Tokyo stocks opened 0.78 percent higher on Friday with sentiment buoyed by the weaker yen amid hopes for aggressive monetary easing by the Bank of Japan.
The Nikkei 225 index at the Tokyo Stock Exchange was up 68.61 points at 8,898.33.
Favourable currency market movements would offset Thursday's drops on European and US bourses, as well as weak forecasts from US retailers, and news that the eurozone had fallen into recession, traders said.
"A weaker yen is paramount to upward stock price movement," said Hiroichi Nishi, general manager of equities at SMBC Nikko Securities.
"After pronounced weakness since the conclusion of the US presidential election, US stocks have been oversold, while Japan stocks have technical room for more upside," he told Dow Jones Newswires.
Japanese exporters have been dealt a blow by a strong yen which reduces their income when repatriated.
The dollar was at 81.14 yen in early Asian trade, almost unchanged from 81.16 yen in New York late Thursday but sharply up from 80.20 yen in Tokyo early Thursday.
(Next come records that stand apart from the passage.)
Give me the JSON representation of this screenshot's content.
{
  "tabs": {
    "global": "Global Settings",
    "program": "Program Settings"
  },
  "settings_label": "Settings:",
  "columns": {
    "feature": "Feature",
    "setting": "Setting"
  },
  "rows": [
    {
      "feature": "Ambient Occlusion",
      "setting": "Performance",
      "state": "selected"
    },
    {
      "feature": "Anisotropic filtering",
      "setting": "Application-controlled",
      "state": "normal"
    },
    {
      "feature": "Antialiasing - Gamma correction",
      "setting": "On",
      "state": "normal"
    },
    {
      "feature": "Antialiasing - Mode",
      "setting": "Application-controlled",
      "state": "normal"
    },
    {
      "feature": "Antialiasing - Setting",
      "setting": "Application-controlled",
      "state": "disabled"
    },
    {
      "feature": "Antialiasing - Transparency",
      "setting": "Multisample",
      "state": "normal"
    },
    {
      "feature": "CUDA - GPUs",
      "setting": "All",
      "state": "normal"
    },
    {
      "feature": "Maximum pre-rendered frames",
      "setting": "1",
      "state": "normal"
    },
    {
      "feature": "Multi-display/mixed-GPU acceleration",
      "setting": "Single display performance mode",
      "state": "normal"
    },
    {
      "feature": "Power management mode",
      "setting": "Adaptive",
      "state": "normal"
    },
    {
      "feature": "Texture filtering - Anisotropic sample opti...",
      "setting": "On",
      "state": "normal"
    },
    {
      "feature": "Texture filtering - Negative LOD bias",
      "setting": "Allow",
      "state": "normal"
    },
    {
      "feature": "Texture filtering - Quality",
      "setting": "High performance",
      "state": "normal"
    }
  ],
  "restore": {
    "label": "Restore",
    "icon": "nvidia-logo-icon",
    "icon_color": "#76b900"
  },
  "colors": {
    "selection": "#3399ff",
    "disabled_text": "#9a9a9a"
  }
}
The euro bought 103.62 yen and $1.2779 compared with 103.69 yen and $1.2778 in US trade.
The yen tumbled Thursday after Japan's main opposition leader Shizo Abe, the front runner to become next prime minister after December 16 elections, said he would press the central bank to ease monetary policy.
US stocks zig-zagged around the break-even line in volatile trade Thursday before ending slightly lower, pulled down in part by Walmart's disappointing earnings.
The Dow Jones Industrial Average finished down 0.23 percent at 12,542.38.